          The sunset has
          painted a Rothko

          on my wall.
          I turn to see

          the setting sun.
          It is coming across

          the sea like
          a trail of birds.

          Blackbird evening;
           blackbird, sunlit-

          singing evening.
          Can I not

          just sit and listen,
          sit and watch?

          This orange evening
          of birdsongs

          is so marvellously
          absent of politics.
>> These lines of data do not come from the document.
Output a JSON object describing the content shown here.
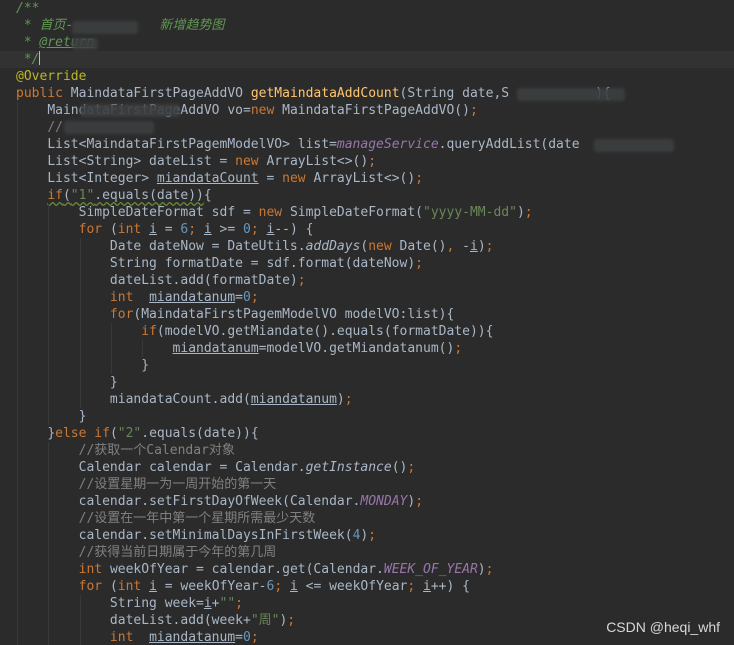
{
  "editor": {
    "language": "java",
    "colors": {
      "background": "#2b2b2b",
      "current_line": "#323232",
      "default": "#a9b7c6",
      "keyword": "#cc7832",
      "string": "#6a8759",
      "number": "#6897bb",
      "comment": "#808080",
      "javadoc": "#629755",
      "annotation": "#bbb529",
      "method_declaration": "#ffc66d",
      "constant": "#9876aa"
    },
    "lines": [
      {
        "indent": 0,
        "tokens": [
          {
            "t": "/**",
            "c": "doc"
          }
        ]
      },
      {
        "indent": 0,
        "tokens": [
          {
            "t": " * 首页-",
            "c": "doc"
          },
          {
            "t": "           ",
            "c": "doc"
          },
          {
            "t": "新增趋势图",
            "c": "doc"
          }
        ]
      },
      {
        "indent": 0,
        "tokens": [
          {
            "t": " * ",
            "c": "doc"
          },
          {
            "t": "@return",
            "c": "tag"
          }
        ]
      },
      {
        "indent": 0,
        "current": true,
        "tokens": [
          {
            "t": " */",
            "c": "doc"
          }
        ]
      },
      {
        "indent": 0,
        "tokens": [
          {
            "t": "@Override",
            "c": "ann"
          }
        ]
      },
      {
        "indent": 0,
        "tokens": [
          {
            "t": "public ",
            "c": "kw"
          },
          {
            "t": "MaindataFirstPageAddVO ",
            "c": "plain"
          },
          {
            "t": "getMaindataAddCount",
            "c": "fn"
          },
          {
            "t": "(String date,S",
            "c": "plain"
          },
          {
            "t": "           ",
            "c": "plain"
          },
          {
            "t": "){",
            "c": "plain"
          }
        ]
      },
      {
        "indent": 1,
        "tokens": [
          {
            "t": "MaindataFirstPageAddVO vo=",
            "c": "plain"
          },
          {
            "t": "new ",
            "c": "kw"
          },
          {
            "t": "MaindataFirstPageAddVO()",
            "c": "plain"
          },
          {
            "t": ";",
            "c": "kw"
          }
        ]
      },
      {
        "indent": 1,
        "tokens": [
          {
            "t": "//",
            "c": "cmt"
          }
        ]
      },
      {
        "indent": 1,
        "tokens": [
          {
            "t": "List<MaindataFirstPagemModelVO> list=",
            "c": "plain"
          },
          {
            "t": "manageService",
            "c": "con"
          },
          {
            "t": ".queryAddList(date",
            "c": "plain"
          }
        ]
      },
      {
        "indent": 1,
        "tokens": [
          {
            "t": "List<String> dateList = ",
            "c": "plain"
          },
          {
            "t": "new ",
            "c": "kw"
          },
          {
            "t": "ArrayList<>()",
            "c": "plain"
          },
          {
            "t": ";",
            "c": "kw"
          }
        ]
      },
      {
        "indent": 1,
        "tokens": [
          {
            "t": "List<Integer> ",
            "c": "plain"
          },
          {
            "t": "miandataCount",
            "c": "var"
          },
          {
            "t": " = ",
            "c": "plain"
          },
          {
            "t": "new ",
            "c": "kw"
          },
          {
            "t": "ArrayList<>()",
            "c": "plain"
          },
          {
            "t": ";",
            "c": "kw"
          }
        ]
      },
      {
        "indent": 1,
        "tokens": [
          {
            "t": "if",
            "c": "kwwarn"
          },
          {
            "t": "(",
            "c": "warn"
          },
          {
            "t": "\"1\"",
            "c": "strwarn"
          },
          {
            "t": ".equals(date))",
            "c": "warn"
          },
          {
            "t": "{",
            "c": "plain"
          }
        ]
      },
      {
        "indent": 2,
        "tokens": [
          {
            "t": "SimpleDateFormat sdf = ",
            "c": "plain"
          },
          {
            "t": "new ",
            "c": "kw"
          },
          {
            "t": "SimpleDateFormat(",
            "c": "plain"
          },
          {
            "t": "\"yyyy-MM-dd\"",
            "c": "str"
          },
          {
            "t": ")",
            "c": "plain"
          },
          {
            "t": ";",
            "c": "kw"
          }
        ]
      },
      {
        "indent": 2,
        "tokens": [
          {
            "t": "for ",
            "c": "kw"
          },
          {
            "t": "(",
            "c": "plain"
          },
          {
            "t": "int ",
            "c": "kw"
          },
          {
            "t": "i",
            "c": "var"
          },
          {
            "t": " = ",
            "c": "plain"
          },
          {
            "t": "6",
            "c": "num"
          },
          {
            "t": "; ",
            "c": "kw"
          },
          {
            "t": "i",
            "c": "var"
          },
          {
            "t": " >= ",
            "c": "plain"
          },
          {
            "t": "0",
            "c": "num"
          },
          {
            "t": "; ",
            "c": "kw"
          },
          {
            "t": "i",
            "c": "var"
          },
          {
            "t": "--) {",
            "c": "plain"
          }
        ]
      },
      {
        "indent": 3,
        "tokens": [
          {
            "t": "Date dateNow = DateUtils.",
            "c": "plain"
          },
          {
            "t": "addDays",
            "c": "stat"
          },
          {
            "t": "(",
            "c": "plain"
          },
          {
            "t": "new ",
            "c": "kw"
          },
          {
            "t": "Date()",
            "c": "plain"
          },
          {
            "t": ", ",
            "c": "kw"
          },
          {
            "t": "-",
            "c": "plain"
          },
          {
            "t": "i",
            "c": "var"
          },
          {
            "t": ")",
            "c": "plain"
          },
          {
            "t": ";",
            "c": "kw"
          }
        ]
      },
      {
        "indent": 3,
        "tokens": [
          {
            "t": "String formatDate = sdf.format(dateNow)",
            "c": "plain"
          },
          {
            "t": ";",
            "c": "kw"
          }
        ]
      },
      {
        "indent": 3,
        "tokens": [
          {
            "t": "dateList.add(formatDate)",
            "c": "plain"
          },
          {
            "t": ";",
            "c": "kw"
          }
        ]
      },
      {
        "indent": 3,
        "tokens": [
          {
            "t": "int  ",
            "c": "kw"
          },
          {
            "t": "miandatanum",
            "c": "var"
          },
          {
            "t": "=",
            "c": "plain"
          },
          {
            "t": "0",
            "c": "num"
          },
          {
            "t": ";",
            "c": "kw"
          }
        ]
      },
      {
        "indent": 3,
        "tokens": [
          {
            "t": "for",
            "c": "kw"
          },
          {
            "t": "(MaindataFirstPagemModelVO modelVO:list){",
            "c": "plain"
          }
        ]
      },
      {
        "indent": 4,
        "tokens": [
          {
            "t": "if",
            "c": "kw"
          },
          {
            "t": "(modelVO.getMiandate().equals(formatDate)){",
            "c": "plain"
          }
        ]
      },
      {
        "indent": 5,
        "tokens": [
          {
            "t": "miandatanum",
            "c": "var"
          },
          {
            "t": "=modelVO.getMiandatanum()",
            "c": "plain"
          },
          {
            "t": ";",
            "c": "kw"
          }
        ]
      },
      {
        "indent": 4,
        "tokens": [
          {
            "t": "}",
            "c": "plain"
          }
        ]
      },
      {
        "indent": 3,
        "tokens": [
          {
            "t": "}",
            "c": "plain"
          }
        ]
      },
      {
        "indent": 3,
        "tokens": [
          {
            "t": "miandataCount.add(",
            "c": "plain"
          },
          {
            "t": "miandatanum",
            "c": "var"
          },
          {
            "t": ")",
            "c": "plain"
          },
          {
            "t": ";",
            "c": "kw"
          }
        ]
      },
      {
        "indent": 2,
        "tokens": [
          {
            "t": "}",
            "c": "plain"
          }
        ]
      },
      {
        "indent": 1,
        "tokens": [
          {
            "t": "}",
            "c": "plain"
          },
          {
            "t": "else if",
            "c": "kw"
          },
          {
            "t": "(",
            "c": "plain"
          },
          {
            "t": "\"2\"",
            "c": "str"
          },
          {
            "t": ".equals(date)){",
            "c": "plain"
          }
        ]
      },
      {
        "indent": 2,
        "tokens": [
          {
            "t": "//获取一个Calendar对象",
            "c": "cmt"
          }
        ]
      },
      {
        "indent": 2,
        "tokens": [
          {
            "t": "Calendar calendar = Calendar.",
            "c": "plain"
          },
          {
            "t": "getInstance",
            "c": "stat"
          },
          {
            "t": "()",
            "c": "plain"
          },
          {
            "t": ";",
            "c": "kw"
          }
        ]
      },
      {
        "indent": 2,
        "tokens": [
          {
            "t": "//设置星期一为一周开始的第一天",
            "c": "cmt"
          }
        ]
      },
      {
        "indent": 2,
        "tokens": [
          {
            "t": "calendar.setFirstDayOfWeek(Calendar.",
            "c": "plain"
          },
          {
            "t": "MONDAY",
            "c": "con"
          },
          {
            "t": ")",
            "c": "plain"
          },
          {
            "t": ";",
            "c": "kw"
          }
        ]
      },
      {
        "indent": 2,
        "tokens": [
          {
            "t": "//设置在一年中第一个星期所需最少天数",
            "c": "cmt"
          }
        ]
      },
      {
        "indent": 2,
        "tokens": [
          {
            "t": "calendar.setMinimalDaysInFirstWeek(",
            "c": "plain"
          },
          {
            "t": "4",
            "c": "num"
          },
          {
            "t": ")",
            "c": "plain"
          },
          {
            "t": ";",
            "c": "kw"
          }
        ]
      },
      {
        "indent": 2,
        "tokens": [
          {
            "t": "//获得当前日期属于今年的第几周",
            "c": "cmt"
          }
        ]
      },
      {
        "indent": 2,
        "tokens": [
          {
            "t": "int ",
            "c": "kw"
          },
          {
            "t": "weekOfYear = calendar.get(Calendar.",
            "c": "plain"
          },
          {
            "t": "WEEK_OF_YEAR",
            "c": "con"
          },
          {
            "t": ")",
            "c": "plain"
          },
          {
            "t": ";",
            "c": "kw"
          }
        ]
      },
      {
        "indent": 2,
        "tokens": [
          {
            "t": "for ",
            "c": "kw"
          },
          {
            "t": "(",
            "c": "plain"
          },
          {
            "t": "int ",
            "c": "kw"
          },
          {
            "t": "i",
            "c": "var"
          },
          {
            "t": " = weekOfYear-",
            "c": "plain"
          },
          {
            "t": "6",
            "c": "num"
          },
          {
            "t": "; ",
            "c": "kw"
          },
          {
            "t": "i",
            "c": "var"
          },
          {
            "t": " <= weekOfYear",
            "c": "plain"
          },
          {
            "t": "; ",
            "c": "kw"
          },
          {
            "t": "i",
            "c": "var"
          },
          {
            "t": "++) {",
            "c": "plain"
          }
        ]
      },
      {
        "indent": 3,
        "tokens": [
          {
            "t": "String week=",
            "c": "plain"
          },
          {
            "t": "i",
            "c": "var"
          },
          {
            "t": "+",
            "c": "plain"
          },
          {
            "t": "\"\"",
            "c": "str"
          },
          {
            "t": ";",
            "c": "kw"
          }
        ]
      },
      {
        "indent": 3,
        "tokens": [
          {
            "t": "dateList.add(week+",
            "c": "plain"
          },
          {
            "t": "\"周\"",
            "c": "str"
          },
          {
            "t": ")",
            "c": "plain"
          },
          {
            "t": ";",
            "c": "kw"
          }
        ]
      },
      {
        "indent": 3,
        "tokens": [
          {
            "t": "int  ",
            "c": "kw"
          },
          {
            "t": "miandatanum",
            "c": "var"
          },
          {
            "t": "=",
            "c": "plain"
          },
          {
            "t": "0",
            "c": "num"
          },
          {
            "t": ";",
            "c": "kw"
          }
        ]
      }
    ]
  },
  "watermark": "CSDN @heqi_whf"
}
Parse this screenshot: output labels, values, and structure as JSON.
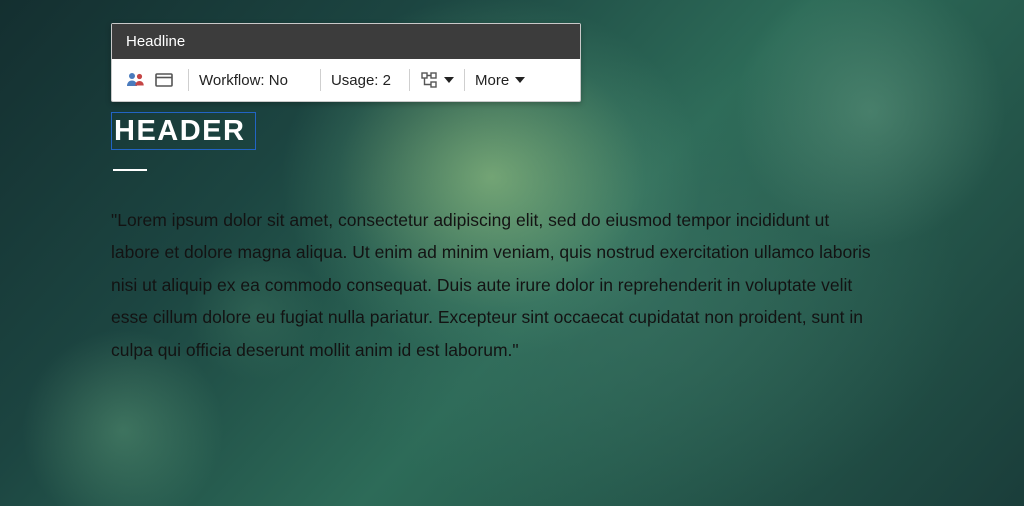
{
  "toolbar": {
    "title": "Headline",
    "workflow_label": "Workflow:",
    "workflow_value": "No",
    "usage_label": "Usage:",
    "usage_value": "2",
    "more_label": "More"
  },
  "content": {
    "header": "HEADER",
    "body": "\"Lorem ipsum dolor sit amet, consectetur adipiscing elit, sed do eiusmod tempor incididunt ut labore et dolore magna aliqua. Ut enim ad minim veniam, quis nostrud exercitation ullamco laboris nisi ut aliquip ex ea commodo consequat. Duis aute irure dolor in reprehenderit in voluptate velit esse cillum dolore eu fugiat nulla pariatur. Excepteur sint occaecat cupidatat non proident, sunt in culpa qui officia deserunt mollit anim id est laborum.\""
  }
}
This relationship between art and nature and the desire for a world that is not dominated by the political and the economic is neatly encapsulated in this poem which is at once an argument and an endorsement of a world view (the book is prefaced by a quotation from late American poet Philip Levine, a great documentarist of working class life) while also being a beautiful, minimalist lyric poem in its own right. It’s a poem which is much more sophisticated than it might at first appear. Yet if there is a hint of Thoreau in Campbell’s ‘escapist fantasy’ it’s a Walden also aware of the realities of the working world in a modern consumerist society, however alienated and at odds with that society the individual appears to be.

In ‘Turning up the Volume’ we have the first of a short series of prose poems which mix what appear to be nostalgic memories with fractured dream sequences which have a stream of consciousness feel which heightens to a sense of ‘super-reality’. It’s this contrast between the humdrum workday existence with its pressures and anxieties and a more surreally oriented outlook on the world that makes this such an interesting collection and one that the reader may well want to dip into again: ‘With the memory of her music painting the / walls like the sun paints the old buildings of broken towns, he / lifted his sodden face back and listened as the glorious fragments / of his bolted life consoled him with arias and tone poems’. Compare this to a brief description of an evening working at the postal centre which evokes precisely the mixture of drudgery, coercion, panic, relief and near euphoria which makes up the 5pm – 10.15pm shift. Anyone who has ever been in this position, on minimum wage and zero hour contract will be in tune with the sentiments expressed in this poem. Campbell’s language here really gets into the feel of the environment, the desperation of the individual and the final triumph at the end of shift, a small victory of resistance and a temporary feeling of freedom.

          The Last Post

          About nine bells all the men
          started wheeling the post out on stage
          as fast as they could manage.
          For once I felt like working hard
          so I pushed more, walked quicker
          saw the pleasure in the manager’s eyes
          as I kept on pushing, pulling
          sweating and grafting
          knowing that come 10.15 pm
          I would be walking out
          onto the cool of Oldham Road
          and never, ever coming back. 


There’s a wider range of writing in  this collection, both in formal terms and in subject matter, than I’ve probably indicated but its core subject remains the relationship between ‘work’ and ‘free time’, between ‘art’ and ‘commerce’ and between the power of dreams to resist the models and life choices that are imposed by arbitrary questions of birth and class. If this is poetry as therapy or consolation it also perhaps holds out the hope of a more noble and ‘transcendental’ reply to ‘the way things are’ even if this late romantic thesis is one beset by contradiction.


Copyright © Steve Spence, 2018